SOURCE RECORDS:
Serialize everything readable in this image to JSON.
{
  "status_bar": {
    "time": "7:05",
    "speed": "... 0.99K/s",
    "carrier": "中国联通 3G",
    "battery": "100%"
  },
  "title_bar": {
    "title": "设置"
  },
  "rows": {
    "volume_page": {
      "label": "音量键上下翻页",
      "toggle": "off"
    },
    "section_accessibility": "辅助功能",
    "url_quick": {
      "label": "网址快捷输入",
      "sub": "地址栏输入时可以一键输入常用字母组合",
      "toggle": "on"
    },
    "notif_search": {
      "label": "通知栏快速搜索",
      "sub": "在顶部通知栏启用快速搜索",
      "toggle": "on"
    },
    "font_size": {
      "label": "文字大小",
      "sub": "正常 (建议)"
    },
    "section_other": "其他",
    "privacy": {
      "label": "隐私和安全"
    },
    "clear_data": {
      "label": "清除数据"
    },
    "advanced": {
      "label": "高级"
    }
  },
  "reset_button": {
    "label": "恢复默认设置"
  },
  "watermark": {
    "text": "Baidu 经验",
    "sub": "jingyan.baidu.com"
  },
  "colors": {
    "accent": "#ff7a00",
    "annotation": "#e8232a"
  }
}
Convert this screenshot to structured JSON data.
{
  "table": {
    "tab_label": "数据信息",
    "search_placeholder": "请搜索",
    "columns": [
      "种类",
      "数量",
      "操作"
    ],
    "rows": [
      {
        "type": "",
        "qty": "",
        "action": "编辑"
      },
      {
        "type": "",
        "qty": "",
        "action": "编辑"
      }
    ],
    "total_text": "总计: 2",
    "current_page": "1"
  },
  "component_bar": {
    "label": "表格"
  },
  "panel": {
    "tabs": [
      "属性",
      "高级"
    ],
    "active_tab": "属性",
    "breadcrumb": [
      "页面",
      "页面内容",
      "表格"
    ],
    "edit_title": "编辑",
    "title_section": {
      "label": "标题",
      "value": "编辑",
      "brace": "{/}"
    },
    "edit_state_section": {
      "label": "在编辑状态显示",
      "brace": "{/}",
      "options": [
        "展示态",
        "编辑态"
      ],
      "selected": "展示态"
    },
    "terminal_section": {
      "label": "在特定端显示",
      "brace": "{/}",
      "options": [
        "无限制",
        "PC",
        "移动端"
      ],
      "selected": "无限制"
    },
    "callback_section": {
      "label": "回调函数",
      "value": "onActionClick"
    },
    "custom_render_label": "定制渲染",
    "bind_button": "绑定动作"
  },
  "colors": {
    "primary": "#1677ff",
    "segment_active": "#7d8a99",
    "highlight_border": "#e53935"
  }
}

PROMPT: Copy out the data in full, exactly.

ANSWER SPACE:
Serialize everything readable in this image to JSON.
{
  "status_bar": {
    "time": "7:05",
    "speed": "... 0.99K/s",
    "carrier": "中国联通 3G",
    "battery": "100%"
  },
  "title_bar": {
    "title": "设置"
  },
  "rows": {
    "volume_page": {
      "label": "音量键上下翻页",
      "toggle": "off"
    },
    "section_accessibility": "辅助功能",
    "url_quick": {
      "label": "网址快捷输入",
      "sub": "地址栏输入时可以一键输入常用字母组合",
      "toggle": "on"
    },
    "notif_search": {
      "label": "通知栏快速搜索",
      "sub": "在顶部通知栏启用快速搜索",
      "toggle": "on"
    },
    "font_size": {
      "label": "文字大小",
      "sub": "正常 (建议)"
    },
    "section_other": "其他",
    "privacy": {
      "label": "隐私和安全"
    },
    "clear_data": {
      "label": "清除数据"
    },
    "advanced": {
      "label": "高级"
    }
  },
  "reset_button": {
    "label": "恢复默认设置"
  },
  "watermark": {
    "text": "Baidu 经验",
    "sub": "jingyan.baidu.com"
  },
  "colors": {
    "accent": "#ff7a00",
    "annotation": "#e8232a"
  }
}
Convert this screenshot to structured JSON data.
{
  "table": {
    "tab_label": "数据信息",
    "search_placeholder": "请搜索",
    "columns": [
      "种类",
      "数量",
      "操作"
    ],
    "rows": [
      {
        "type": "",
        "qty": "",
        "action": "编辑"
      },
      {
        "type": "",
        "qty": "",
        "action": "编辑"
      }
    ],
    "total_text": "总计: 2",
    "current_page": "1"
  },
  "component_bar": {
    "label": "表格"
  },
  "panel": {
    "tabs": [
      "属性",
      "高级"
    ],
    "active_tab": "属性",
    "breadcrumb": [
      "页面",
      "页面内容",
      "表格"
    ],
    "edit_title": "编辑",
    "title_section": {
      "label": "标题",
      "value": "编辑",
      "brace": "{/}"
    },
    "edit_state_section": {
      "label": "在编辑状态显示",
      "brace": "{/}",
      "options": [
        "展示态",
        "编辑态"
      ],
      "selected": "展示态"
    },
    "terminal_section": {
      "label": "在特定端显示",
      "brace": "{/}",
      "options": [
        "无限制",
        "PC",
        "移动端"
      ],
      "selected": "无限制"
    },
    "callback_section": {
      "label": "回调函数",
      "value": "onActionClick"
    },
    "custom_render_label": "定制渲染",
    "bind_button": "绑定动作"
  },
  "colors": {
    "primary": "#1677ff",
    "segment_active": "#7d8a99",
    "highlight_border": "#e53935"
  }
}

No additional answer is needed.